Take your puppy out and give them opportunities to experience passing cars, bikes, skateboards, sirens, and other sights and sounds. Some stores and restaurant patios allow dogs, and it is a great opportunity to meet friendly folks and teach your pup to sit quietly. Hopefully, other pets there are friendly too. If the situation seems scary for your puppy, be prepared to go home before you really want to go. Look at the clues your pup is giving you.
Take your pup on rides so they get used to being in the car early on. It helps them get used to the motion so they don’t get carsick. And you don’t want a trip to the vet to be the only time they set paws in the vehicle. Go on trips and take them for walks in different dog‑friendly areas. You want them to look forward to getting into the car. Always remember to bring your dog’s collar or harness and leash, as well as dog waste bags. It’s polite and welcomed by others who also want to enjoy those spaces. Avoid using retractable leashes, which can lead to unwanted consequences.

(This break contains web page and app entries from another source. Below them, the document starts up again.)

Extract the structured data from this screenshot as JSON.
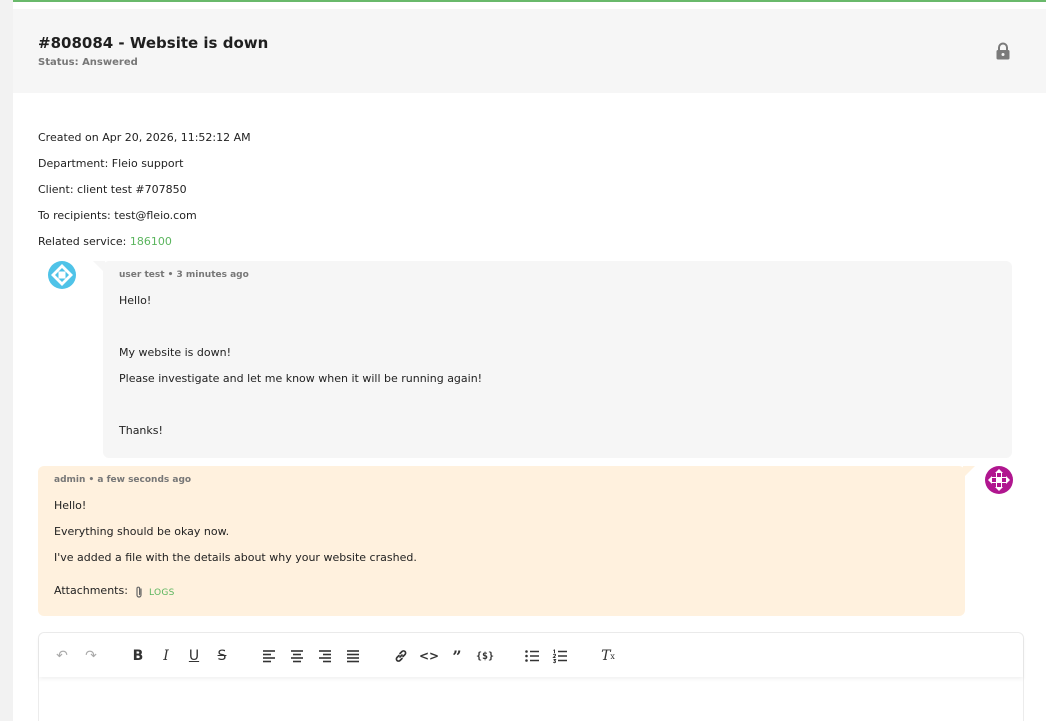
{
  "ticket": {
    "title": "#808084 - Website is down",
    "status": "Status: Answered"
  },
  "meta": {
    "created": "Created on Apr 20, 2026, 11:52:12 AM",
    "department": "Department: Fleio support",
    "client": "Client: client test #707850",
    "recipients": "To recipients: test@fleio.com",
    "related_label": "Related service: ",
    "related_value": "186100"
  },
  "messages": [
    {
      "author": "user test • 3 minutes ago",
      "lines": [
        "Hello!",
        "My website is down!",
        "Please investigate and let me know when it will be running again!",
        "Thanks!"
      ]
    },
    {
      "author": "admin • a few seconds ago",
      "lines": [
        "Hello!",
        "Everything should be okay now.",
        "I've added a file with the details about why your website crashed."
      ],
      "attachments_label": "Attachments:",
      "attachment_name": "LOGS"
    }
  ],
  "toolbar": {
    "undo": "↶",
    "redo": "↷",
    "bold": "B",
    "italic": "I",
    "underline": "U",
    "strike": "S",
    "code": "<>",
    "quote": "”",
    "variable": "{$}",
    "clear": "T"
  },
  "colors": {
    "accent": "#5bb55e",
    "admin_bg": "#fff1de",
    "user_bg": "#f6f6f6"
  }
}
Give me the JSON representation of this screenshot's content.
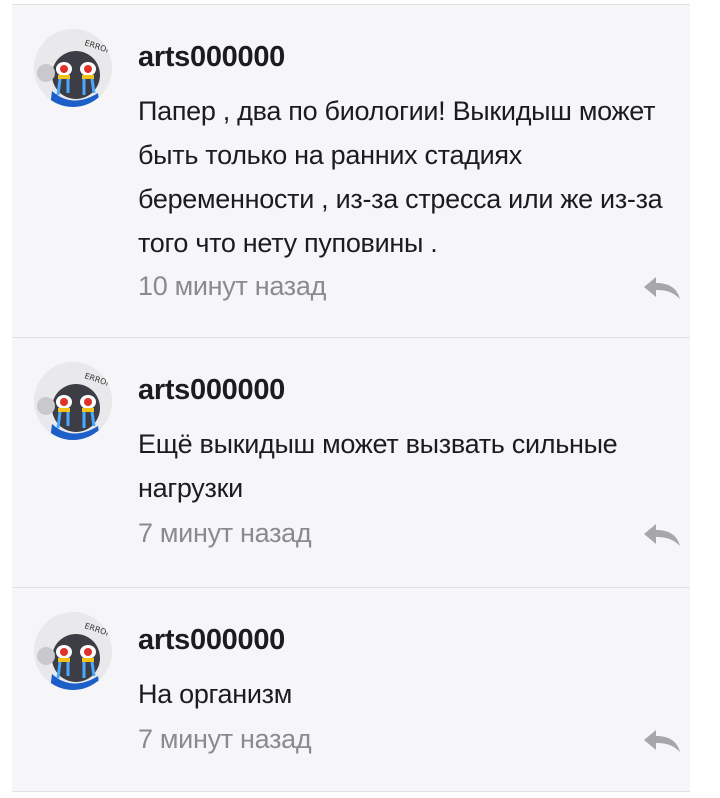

Some pet parents might be worried about attending classes or introducing their pup to others before they are fully vaccinated. It’s a bit of a dilemma: The critical socialization window for puppies starts to close at about 12 to 13 weeks, but puppy vaccinations continue until 16 weeks.
Sometimes pet parents get conflicting advice on when it’s okay to attend puppy socialization classes.
The position of the American Veterinary Society of Animal Behavior (AVSAB) is that puppies should be exposed to many different situations in the first 3 months of their lives and that they should attend classes before finishing all of their vaccinations.
The organization recommends puppies start classes as early as 7 to 8 weeks of age, as long as they have had a first dose of deworming and one set of vaccines 7 days before the first class.
As long as the training facility is kept clean and disinfected, the risks are small, and your healthy puppy will benefit from organized puppy socialization opportunities.
It’s definitely not too late to train your dog after 3 months, but if you are bringing an older dog into your house, you might want to seek guidance from your veterinarian or a reputable trainer.
So much happens! Most puppy socialization classes allow for supervised play where puppies learn to read each other's signals. Pet parents are taught to give pups a break when things get too intense if a dog is showing signs of aggression, dominance, or fear.
Puppies start learning to come when called, and they get lots of treats when they listen and pay attention to their parents.
Trainers will introduce puppies to different surfaces, people, and scenarios. Sometimes they put on a veterinarian’s white coat to help them get used to having their paws, ears, and teeth touched like they would at a routine veterinary visit. It’s also helpful for you to get them used to these activities when you brush their teeth, keep their toenails short, or if you need to give your dog medications to treat problems in their ears (mites, yeast, and/or bacterial infections).
It’s tempting to want to bring your new puppy to the local off‑leash dog park. But you should resist the temptation until the puppy is done with its last dose of vaccines—especially the parvovirus vaccine. Puppies are exposed to this horrible disease directly (sniffing, licking, or eating poop or vomit) or indirectly (food or water bowls, collars, and leashes, or even humans who handle infected dogs). That’s why it’s important to keep puppies out of dog parks until they finish their puppy vaccinations.
After that, proceed with caution—and enjoy the frolic.
Socialization is important for your dog’s mental health, and yours too. Pet parents who are worried about their dog’s behavior are stressed, and dogs are good at reading those signals.
The best thing about all of this is that socialization is fun for pet parents and their canine family members.
Let the adventures begin!